Ice hockey in the desert?
While Las Vegas might seem like an odd choice for an ice hockey team, given its desert climate and lack of other major sports teams, backers are nonetheless trying to persuade the NHL leadership to put the league's 31st team there. It might take a lot of convincing for the NHL to go for the idea, but the effort has strong support.
Bill Foley is the chairman of Fidelity National Financial (NYSE:FNF), the largest title insurance company in the U.S. His resume features a degree from the United States Military Academy at West Point, a law degree from the University of Washington, previous work with Boeing, and much more before becoming chairman of FNF, a company that was ranked one of the "26 Best Managed Companies in the U.S." by Forbes magazine in 2004 under Foley's tenure. Now he wants to move to Las Vegas and invest in starting the city's first pro-hockey team.
Foley is joined in this effort by the Maloof brothers, former owners of the NBA's Sacramento Kings. Should the team come into existence, Foley would own 80% and the Maloofs 20%, according to the Las Vegas Review-Journal.
Meanwhile, MGM has teamed with the Anschutz Entertainment Group, or AEG, to build an arena that could house the team. The massive 20,000-seat arena, set to be completed in 2016, will be the largest in Las Vegas and will get plenty of use even if an NHL team never skates into town.

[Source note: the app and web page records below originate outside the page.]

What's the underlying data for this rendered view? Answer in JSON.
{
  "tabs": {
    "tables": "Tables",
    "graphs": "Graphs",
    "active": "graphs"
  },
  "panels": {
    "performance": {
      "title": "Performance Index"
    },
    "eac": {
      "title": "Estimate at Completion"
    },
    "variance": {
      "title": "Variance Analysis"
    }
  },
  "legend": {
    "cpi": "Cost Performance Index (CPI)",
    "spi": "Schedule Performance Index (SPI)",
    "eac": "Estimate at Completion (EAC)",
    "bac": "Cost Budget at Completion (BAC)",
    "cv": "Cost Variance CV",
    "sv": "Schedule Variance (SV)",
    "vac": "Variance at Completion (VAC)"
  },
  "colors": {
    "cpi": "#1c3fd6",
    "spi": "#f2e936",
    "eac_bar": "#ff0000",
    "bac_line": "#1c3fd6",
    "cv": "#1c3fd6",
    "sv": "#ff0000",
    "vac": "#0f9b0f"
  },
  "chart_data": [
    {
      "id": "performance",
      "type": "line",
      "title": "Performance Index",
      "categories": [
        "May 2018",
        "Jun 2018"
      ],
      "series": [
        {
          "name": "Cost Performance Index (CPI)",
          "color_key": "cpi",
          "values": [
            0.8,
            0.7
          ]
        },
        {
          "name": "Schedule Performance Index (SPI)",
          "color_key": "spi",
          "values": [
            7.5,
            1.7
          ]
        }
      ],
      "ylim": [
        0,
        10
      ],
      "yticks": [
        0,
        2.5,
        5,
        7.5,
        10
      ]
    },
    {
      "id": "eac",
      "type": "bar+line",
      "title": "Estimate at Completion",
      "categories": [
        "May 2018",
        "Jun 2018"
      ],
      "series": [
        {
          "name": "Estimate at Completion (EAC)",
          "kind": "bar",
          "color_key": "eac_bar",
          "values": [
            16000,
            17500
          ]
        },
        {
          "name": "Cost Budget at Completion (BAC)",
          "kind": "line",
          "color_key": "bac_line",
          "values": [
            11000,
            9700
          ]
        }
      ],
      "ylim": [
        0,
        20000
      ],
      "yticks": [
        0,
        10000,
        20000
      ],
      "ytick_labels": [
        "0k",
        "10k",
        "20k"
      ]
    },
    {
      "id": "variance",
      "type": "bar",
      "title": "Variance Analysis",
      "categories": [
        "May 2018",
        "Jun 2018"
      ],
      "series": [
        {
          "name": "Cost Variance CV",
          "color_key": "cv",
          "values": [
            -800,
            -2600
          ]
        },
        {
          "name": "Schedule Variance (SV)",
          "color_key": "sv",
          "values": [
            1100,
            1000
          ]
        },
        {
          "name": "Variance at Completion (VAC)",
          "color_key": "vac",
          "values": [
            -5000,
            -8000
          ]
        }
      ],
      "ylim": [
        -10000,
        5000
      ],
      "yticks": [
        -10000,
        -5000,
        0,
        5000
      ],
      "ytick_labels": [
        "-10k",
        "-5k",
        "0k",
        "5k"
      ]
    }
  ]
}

The arena will be next to the Las Vegas Strip, beside the New York-New York Hotel & Casino. Along with hockey, its potential wealth of uses could include concerts, awards shows, large business meetings or conventions, or major competitions for sports that don't have home arenas -- gymnastics and table tennis, for example, have held national championships in Vegas before.
Long way to go
According to Foley and his supporting team, the Las Vegas community wants a pro hockey team and would pay to attend the games. To demonstrate that support, the group started a campaign to sell 10,000 season tickets for an anticipated first season, mostly likely the 2017-2018 season, and easily passed that mark. Buyers will receive refunds if the plan to bring hockey to Vegas fails.
There is still far to go. According to ProHockeyTalk from NBC Sports, the NHL board of directors appears to be far from an affirmative decision on expansion. Deputy Commissioner Bill Daly said "The Board hasn't even determined what next steps, if any, it should entertain with respect to expansion generally." However, Foley and his supporting group continue to lobby for a decision from the NHL that could come as early as September of this year.
Why this matters for Las Vegas resorts investors
In 2014, gambling revenue made up only about one-third of the total tourism economy of Las Vegas, its lowest level in recorded history. For investors betting on continued growth in Las Vegas, gambling alone will not drive future growth, but instead it will be the entire nongaming resort economy.
MGM is on the forefront of this nongaming growth, with 27% of all Vegas hotel rooms and more convention space than any other company. With the addition of this arena, MGM's convention use will grow even more. While the arena is being built regardless of the NHL's decision, a pro hockey team would boost the payback period for this arena and offer a nice reason to remain bullish on MGM and Las Vegas' growth.
Bradley Seth McNew owns shares of Apple. The Motley Fool recommends Apple. The Motley Fool owns shares of Apple. Try any of our Foolish newsletter services free for 30 days. We Fools may not all hold the same opinions, but we all believe that considering a diverse range of insights makes us better investors. The Motley Fool has a disclosure policy.